■ Task brief:
Your response should be every line from the entries that includes the string "name".

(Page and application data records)
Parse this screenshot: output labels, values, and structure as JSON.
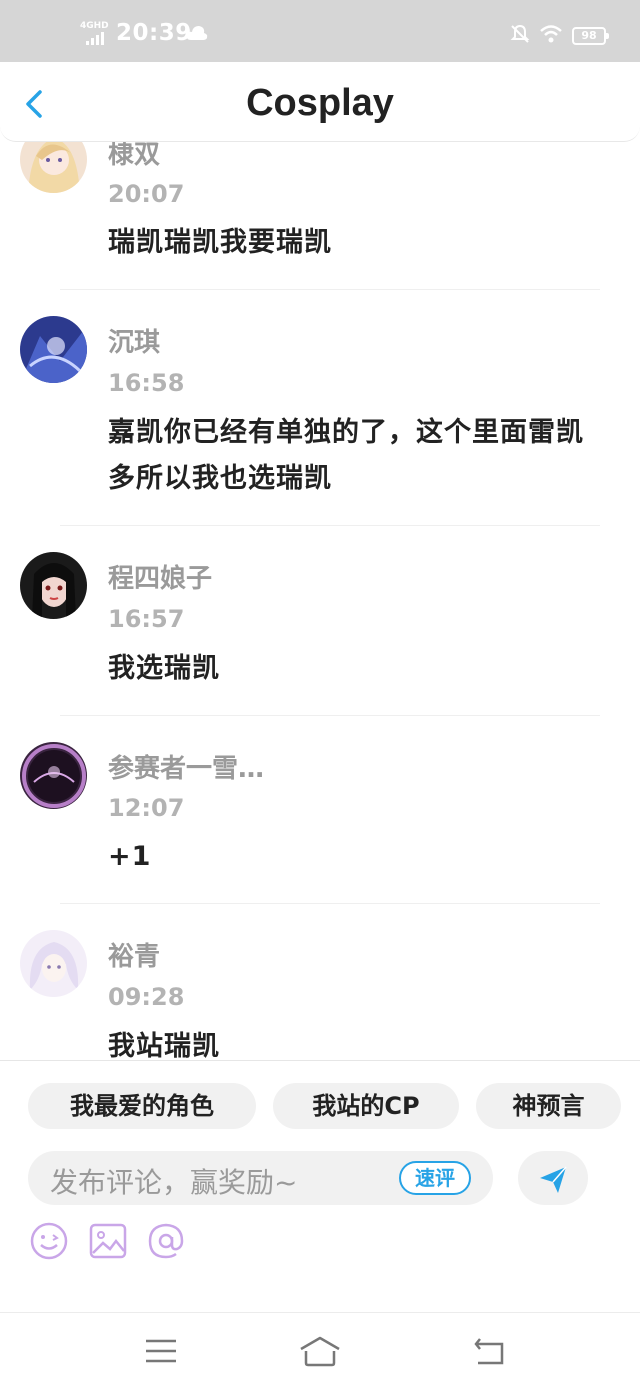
{
  "status_bar": {
    "network": "4GHD",
    "time": "20:39",
    "battery": "98"
  },
  "header": {
    "title": "Cosplay",
    "back_icon": "chevron-left-icon"
  },
  "comments": [
    {
      "name": "棣双",
      "time": "20:07",
      "text": "瑞凯瑞凯我要瑞凯"
    },
    {
      "name": "沉琪",
      "time": "16:58",
      "text": "嘉凯你已经有单独的了，这个里面雷凯多所以我也选瑞凯"
    },
    {
      "name": "程四娘子",
      "time": "16:57",
      "text": "我选瑞凯"
    },
    {
      "name": "参赛者一雪…",
      "time": "12:07",
      "text": "+1"
    },
    {
      "name": "裕青",
      "time": "09:28",
      "text": "我站瑞凯"
    }
  ],
  "tags": [
    "我最爱的角色",
    "我站的CP",
    "神预言"
  ],
  "composer": {
    "placeholder": "发布评论，赢奖励~",
    "quick_review": "速评"
  },
  "colors": {
    "accent": "#27a3e6",
    "tool_icon": "#c9a6e8"
  }
}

■ Task result:
      "name": "棣双",
      "name": "沉琪",
      "name": "程四娘子",
      "name": "参赛者一雪…",
      "name": "裕青",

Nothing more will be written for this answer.